When men get angry they are applauded, when women are angry they are disparaged. When reading Yalta’s story, we must grapple with whether her action of smashing the bottles would have been as poignant if it were a man or if we find it so radical because she was a woman.
This past year, our PTS staff and clergy joined with all of the other Jewish organizations around the Bay Area to discuss workplace sexual harassment and bullying. The conference began with first-hand accounts of this transgression in the Jewish community. Our first step was to listen to the painful personal stories and then collectively admit what happened in our community. We heard how the anger, hurt, and fear of a few women
led to big changes in how Jewish organizations acknowledge and react to accusations of misconduct.
Without their anger, we, as a Jewish community would still be covering up
and moving around perpetrators just because they were big donors or legacy employees. Instead, as a community we have made a commitment to believing women and their stories of inequality and harassment. This has led to a big change.
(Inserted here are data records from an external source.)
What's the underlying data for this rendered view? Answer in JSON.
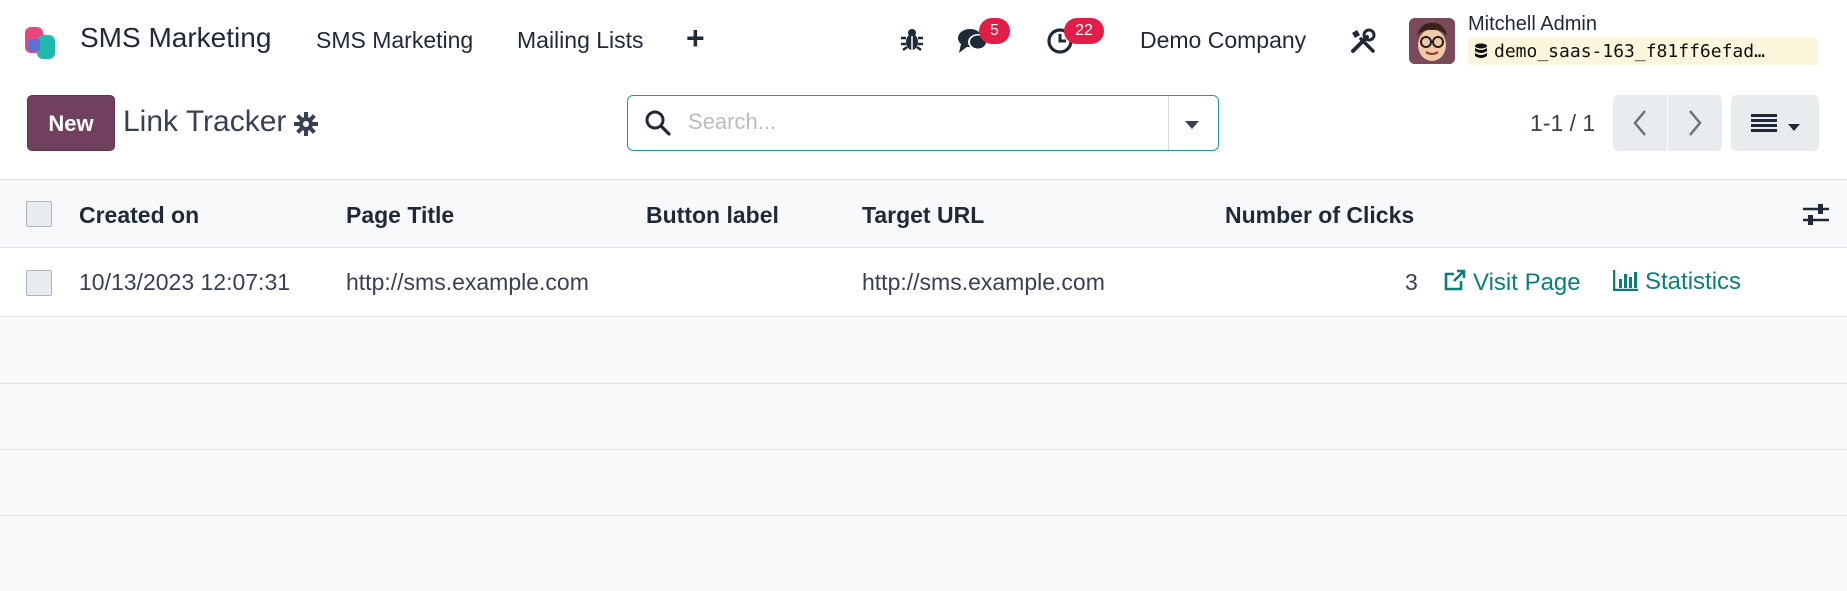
{
  "navbar": {
    "app_name": "SMS Marketing",
    "menu": [
      "SMS Marketing",
      "Mailing Lists"
    ],
    "plus": "+",
    "messages_badge": "5",
    "activities_badge": "22",
    "company": "Demo Company",
    "user_name": "Mitchell Admin",
    "database": "demo_saas-163_f81ff6efad…",
    "icons": [
      "bug-icon",
      "chat-icon",
      "clock-icon",
      "tools-icon",
      "database-icon"
    ]
  },
  "control_panel": {
    "new_label": "New",
    "title": "Link Tracker",
    "search_placeholder": "Search...",
    "pager": "1-1 / 1"
  },
  "table": {
    "columns": [
      "Created on",
      "Page Title",
      "Button label",
      "Target URL",
      "Number of Clicks"
    ],
    "rows": [
      {
        "created_on": "10/13/2023 12:07:31",
        "page_title": "http://sms.example.com",
        "button_label": "",
        "target_url": "http://sms.example.com",
        "clicks": "3",
        "visit_label": "Visit Page",
        "stats_label": "Statistics"
      }
    ]
  },
  "colors": {
    "primary": "#71405f",
    "accent": "#0b7e7a",
    "badge": "#e11d48",
    "search_border": "#1a9c97"
  }
}
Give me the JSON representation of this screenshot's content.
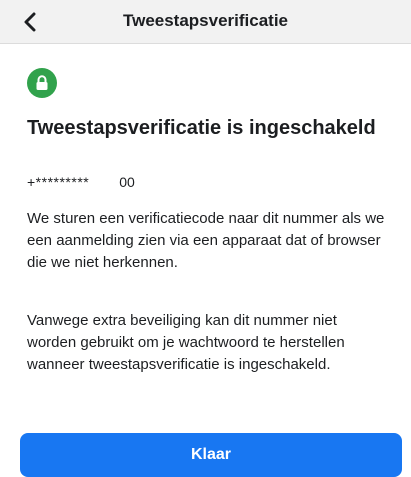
{
  "header": {
    "title": "Tweestapsverificatie",
    "back_icon": "chevron-left-icon"
  },
  "status": {
    "icon": "lock-icon",
    "badge_color": "#31a24c"
  },
  "main": {
    "title": "Tweestapsverificatie is ingeschakeld",
    "phone_masked": "+*********",
    "phone_suffix": "00",
    "paragraph_1": "We sturen een verificatiecode naar dit nummer als we een aanmelding zien via een apparaat dat of browser die we niet herkennen.",
    "paragraph_2": "Vanwege extra beveiliging kan dit nummer niet worden gebruikt om je wachtwoord te herstellen wanneer tweestapsverificatie is ingeschakeld."
  },
  "footer": {
    "done_label": "Klaar",
    "button_color": "#1877f2"
  }
}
In our own congregation, last spring we held a round of house meetings to hear the stories of our congregants. What was keeping you up at night?
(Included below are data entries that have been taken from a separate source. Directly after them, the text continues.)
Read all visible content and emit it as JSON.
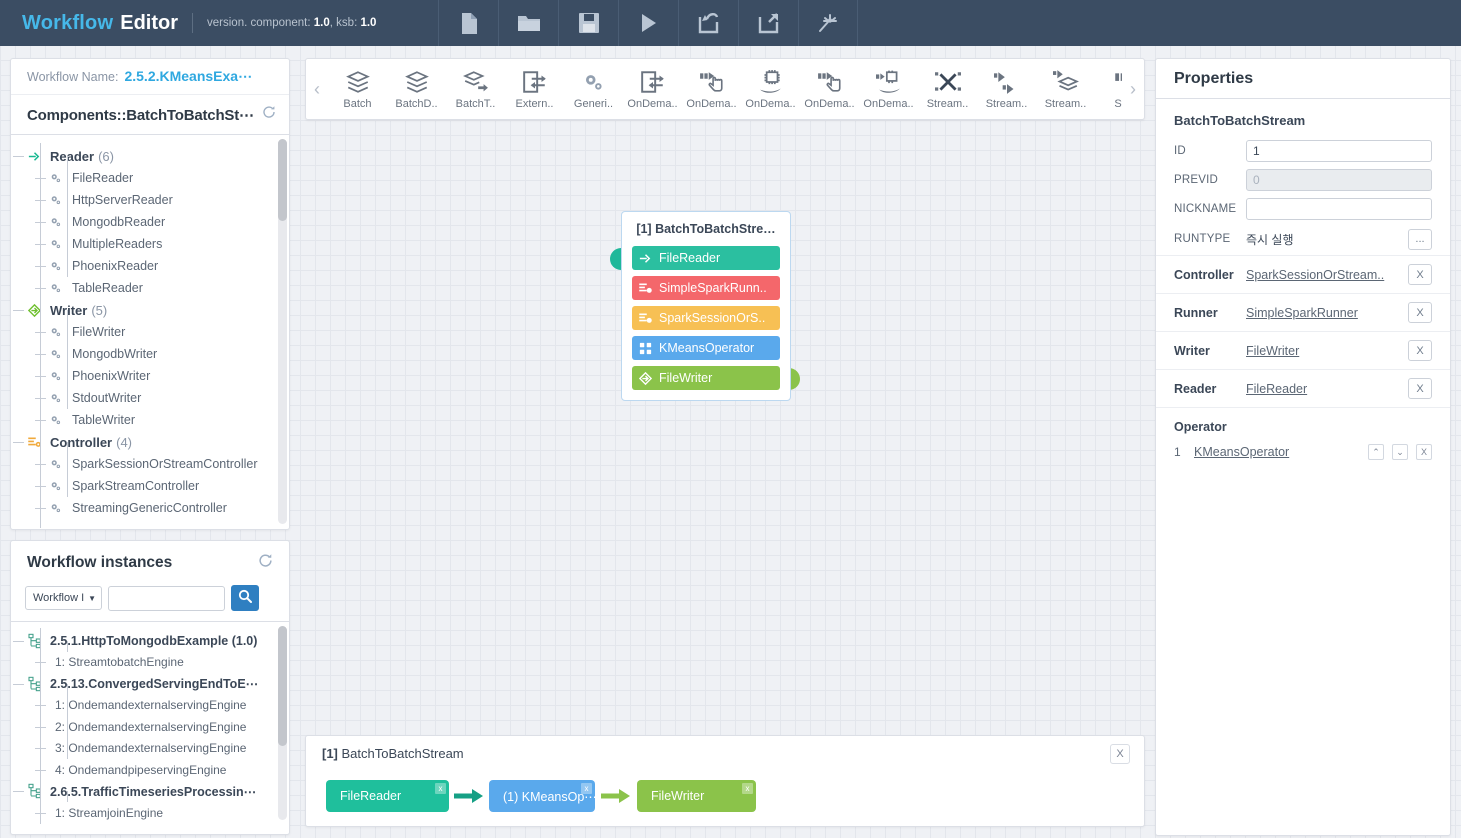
{
  "app": {
    "brand_primary": "Workflow",
    "brand_secondary": "Editor",
    "version_label": "version. component:",
    "version_component": "1.0",
    "version_ksb_label": ", ksb:",
    "version_ksb": "1.0",
    "accent_blue": "#46b8e9",
    "topbar_bg": "#3b4d63"
  },
  "toolbar": {
    "buttons": [
      {
        "name": "new-file-icon",
        "title": "New"
      },
      {
        "name": "open-folder-icon",
        "title": "Open"
      },
      {
        "name": "save-icon",
        "title": "Save"
      },
      {
        "name": "run-play-icon",
        "title": "Run"
      },
      {
        "name": "import-icon",
        "title": "Import"
      },
      {
        "name": "export-icon",
        "title": "Export"
      },
      {
        "name": "magic-wand-icon",
        "title": "Auto"
      }
    ]
  },
  "left_panel": {
    "workflow_name_label": "Workflow Name:",
    "workflow_name_value": "2.5.2.KMeansExa⋯",
    "components_title": "Components::BatchToBatchSt⋯",
    "refresh_icon": "refresh-icon",
    "tree": [
      {
        "type": "group",
        "icon": "reader-arrow-icon",
        "label": "Reader",
        "count": "(6)"
      },
      {
        "type": "leaf",
        "icon": "gears-icon",
        "label": "FileReader"
      },
      {
        "type": "leaf",
        "icon": "gears-icon",
        "label": "HttpServerReader"
      },
      {
        "type": "leaf",
        "icon": "gears-icon",
        "label": "MongodbReader"
      },
      {
        "type": "leaf",
        "icon": "gears-icon",
        "label": "MultipleReaders"
      },
      {
        "type": "leaf",
        "icon": "gears-icon",
        "label": "PhoenixReader"
      },
      {
        "type": "leaf",
        "icon": "gears-icon",
        "label": "TableReader"
      },
      {
        "type": "group",
        "icon": "writer-diamond-icon",
        "label": "Writer",
        "count": "(5)"
      },
      {
        "type": "leaf",
        "icon": "gears-icon",
        "label": "FileWriter"
      },
      {
        "type": "leaf",
        "icon": "gears-icon",
        "label": "MongodbWriter"
      },
      {
        "type": "leaf",
        "icon": "gears-icon",
        "label": "PhoenixWriter"
      },
      {
        "type": "leaf",
        "icon": "gears-icon",
        "label": "StdoutWriter"
      },
      {
        "type": "leaf",
        "icon": "gears-icon",
        "label": "TableWriter"
      },
      {
        "type": "group",
        "icon": "controller-icon",
        "label": "Controller",
        "count": "(4)"
      },
      {
        "type": "leaf",
        "icon": "gears-icon",
        "label": "SparkSessionOrStreamController"
      },
      {
        "type": "leaf",
        "icon": "gears-icon",
        "label": "SparkStreamController"
      },
      {
        "type": "leaf",
        "icon": "gears-icon",
        "label": "StreamingGenericController"
      }
    ]
  },
  "instances_panel": {
    "title": "Workflow instances",
    "refresh_icon": "refresh-icon",
    "filter_selected": "Workflow I",
    "search_value": "",
    "search_placeholder": "",
    "search_button_icon": "search-icon",
    "items": [
      {
        "type": "group",
        "label": "2.5.1.HttpToMongodbExample (1.0)"
      },
      {
        "type": "leaf",
        "label": "1: StreamtobatchEngine"
      },
      {
        "type": "group",
        "label": "2.5.13.ConvergedServingEndToE⋯"
      },
      {
        "type": "leaf",
        "label": "1: OndemandexternalservingEngine"
      },
      {
        "type": "leaf",
        "label": "2: OndemandexternalservingEngine"
      },
      {
        "type": "leaf",
        "label": "3: OndemandexternalservingEngine"
      },
      {
        "type": "leaf",
        "label": "4: OndemandpipeservingEngine"
      },
      {
        "type": "group",
        "label": "2.6.5.TrafficTimeseriesProcessin⋯"
      },
      {
        "type": "leaf",
        "label": "1: StreamjoinEngine"
      }
    ]
  },
  "palette": {
    "prev_icon": "chevron-left-icon",
    "next_icon": "chevron-right-icon",
    "items": [
      {
        "label": "Batch",
        "icon": "layers-icon"
      },
      {
        "label": "BatchD..",
        "icon": "layers-icon"
      },
      {
        "label": "BatchT..",
        "icon": "layers-arrow-icon"
      },
      {
        "label": "Extern..",
        "icon": "external-box-icon"
      },
      {
        "label": "Generi..",
        "icon": "gears-icon"
      },
      {
        "label": "OnDema..",
        "icon": "external-box-icon"
      },
      {
        "label": "OnDema..",
        "icon": "hand-click-icon"
      },
      {
        "label": "OnDema..",
        "icon": "chip-hand-icon"
      },
      {
        "label": "OnDema..",
        "icon": "hand-click-icon"
      },
      {
        "label": "OnDema..",
        "icon": "chip-arrow-icon"
      },
      {
        "label": "Stream..",
        "icon": "stream-cross-icon"
      },
      {
        "label": "Stream..",
        "icon": "double-arrow-icon"
      },
      {
        "label": "Stream..",
        "icon": "stream-layers-icon"
      },
      {
        "label": "Stre",
        "icon": "stream-pause-icon"
      }
    ]
  },
  "canvas_node": {
    "title": "[1] BatchToBatchStre…",
    "in_port_color": "#1fb89a",
    "out_port_color": "#8bc34a",
    "rows": [
      {
        "label": "FileReader",
        "color": "#2bbfa0",
        "icon": "reader-arrow-icon"
      },
      {
        "label": "SimpleSparkRunn..",
        "color": "#f4676b",
        "icon": "runner-icon"
      },
      {
        "label": "SparkSessionOrS..",
        "color": "#f7c košt",
        "icon": "controller-icon"
      },
      {
        "label": "KMeansOperator",
        "color": "#5aa9ec",
        "icon": "operator-grid-icon"
      },
      {
        "label": "FileWriter",
        "color": "#8bc34a",
        "icon": "writer-diamond-icon"
      }
    ]
  },
  "properties": {
    "title": "Properties",
    "subtitle": "BatchToBatchStream",
    "fields": [
      {
        "key": "ID",
        "value": "1",
        "disabled": false
      },
      {
        "key": "PREVID",
        "value": "0",
        "disabled": true
      },
      {
        "key": "NICKNAME",
        "value": "",
        "disabled": false
      }
    ],
    "runtype_key": "RUNTYPE",
    "runtype_value": "즉시 실행",
    "runtype_button": "...",
    "links": [
      {
        "key": "Controller",
        "value": "SparkSessionOrStream..",
        "remove": "X"
      },
      {
        "key": "Runner",
        "value": "SimpleSparkRunner",
        "remove": "X"
      },
      {
        "key": "Writer",
        "value": "FileWriter",
        "remove": "X"
      },
      {
        "key": "Reader",
        "value": "FileReader",
        "remove": "X"
      }
    ],
    "operator_title": "Operator",
    "operators": [
      {
        "index": "1",
        "value": "KMeansOperator",
        "up": "⌃",
        "down": "⌄",
        "remove": "X"
      }
    ]
  },
  "flow_panel": {
    "prefix": "[1]",
    "title": "BatchToBatchStream",
    "close_label": "X",
    "nodes": [
      {
        "label": "FileReader",
        "color": "#1fbf9c",
        "close": "x"
      },
      {
        "label": "(1) KMeansOp⋯",
        "color": "#5aa9ec",
        "close": "x"
      },
      {
        "label": "FileWriter",
        "color": "#8bc34a",
        "close": "x"
      }
    ],
    "arrows": [
      {
        "color": "#16a085"
      },
      {
        "color": "#8bc34a"
      }
    ]
  }
}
What are the issues of the world that make you angry? After 14 house meetings we learned that there are quite a few issues that are on the hearts and minds of our congregation.
Top of the list were three problems – bias and anti-semitism, lack of affordable housing, and immigrant injustice. Each one of these problems stems from a sense of anger, seeing injustices in our own community and in others. We are currently conducting research meetings to learn from other non-profits and professionals who are already working in these areas.
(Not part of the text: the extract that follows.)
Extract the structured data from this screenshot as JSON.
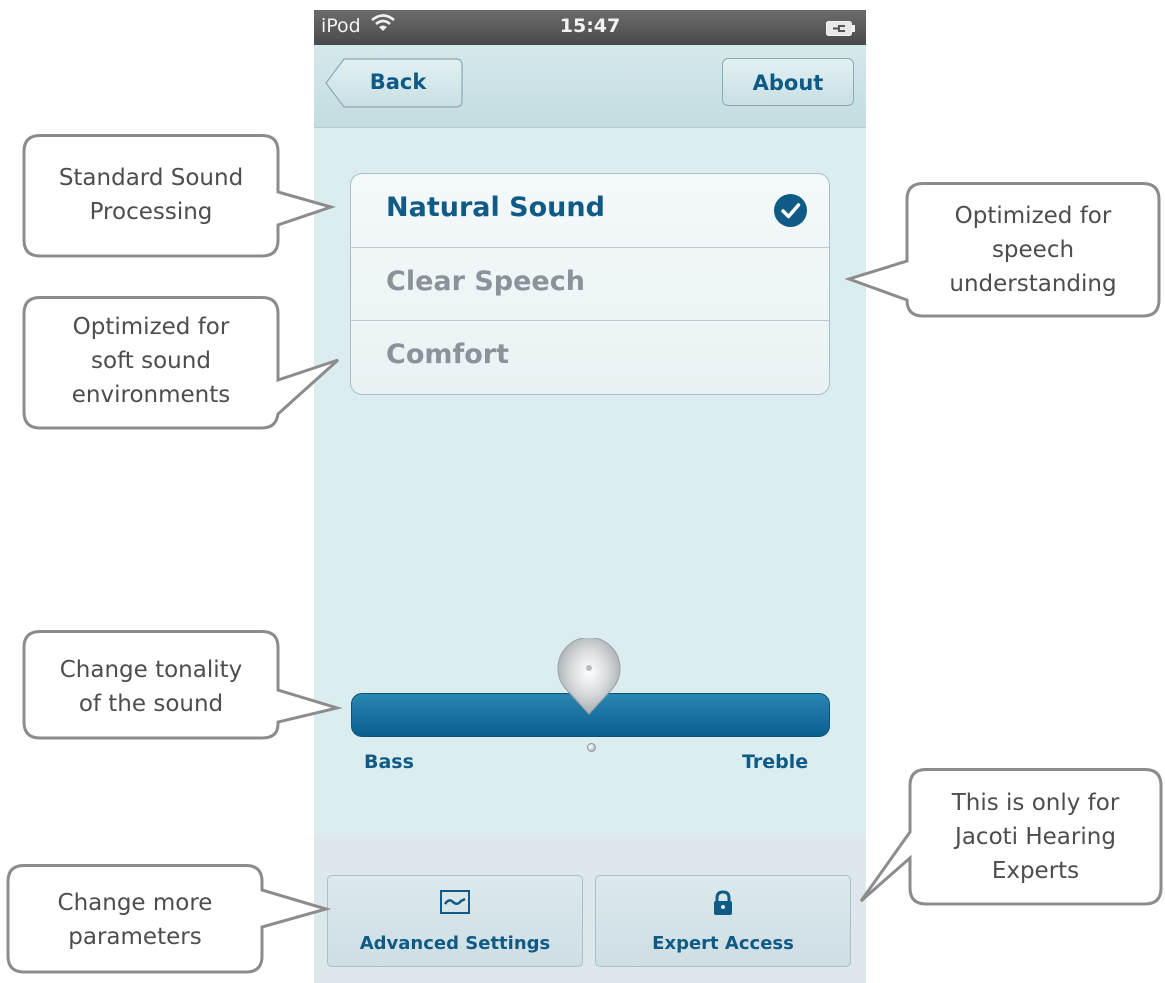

You might be interested to know, based off of those house meetings and these research meetings, we are actively seeking out a campaign either on housing, immigration, or bias, that can engage our entire congregant population. If your personal anger is at a point of wanting to create change, Come talk to me after or send me an email.
Alone as individuals, we cannot make change in these areas,
but together, we can.
The issues of our world seem so big.
It feels like all we have is anger at the big issues facing our country and our community. But what I’m asking us to see on this day of reckoning with our emotions, is that anger moves toward action. When we act that gives us hope that it might change in the future.
On this Yom Kippur, let us not be afraid of our personal and communal anger. Let it propel us to action. This is bottle smashing of another sort.
G’mar Chatima Tova
(1) For These Things Do I Weep; Multifaith Lament on Immigrants and Refugees Sunday, August 11, 2019
(2) Ecclesiastes 7:9
(3) Proverbs 16:32
(4) The Pirkei Avos Treasury, p.416
(5) Mishneh Torah, Hilchot De’ot [Human Dispositions] Chapter 1:4
(6) THE POSITIVE POWER OF ANGER by Karen Habib PhD – January 14, 2014
(8) Traister, Rebecca; Good and Mad: The Revolutionary Power of Women’s Anger, Simon & Schuster, 2018.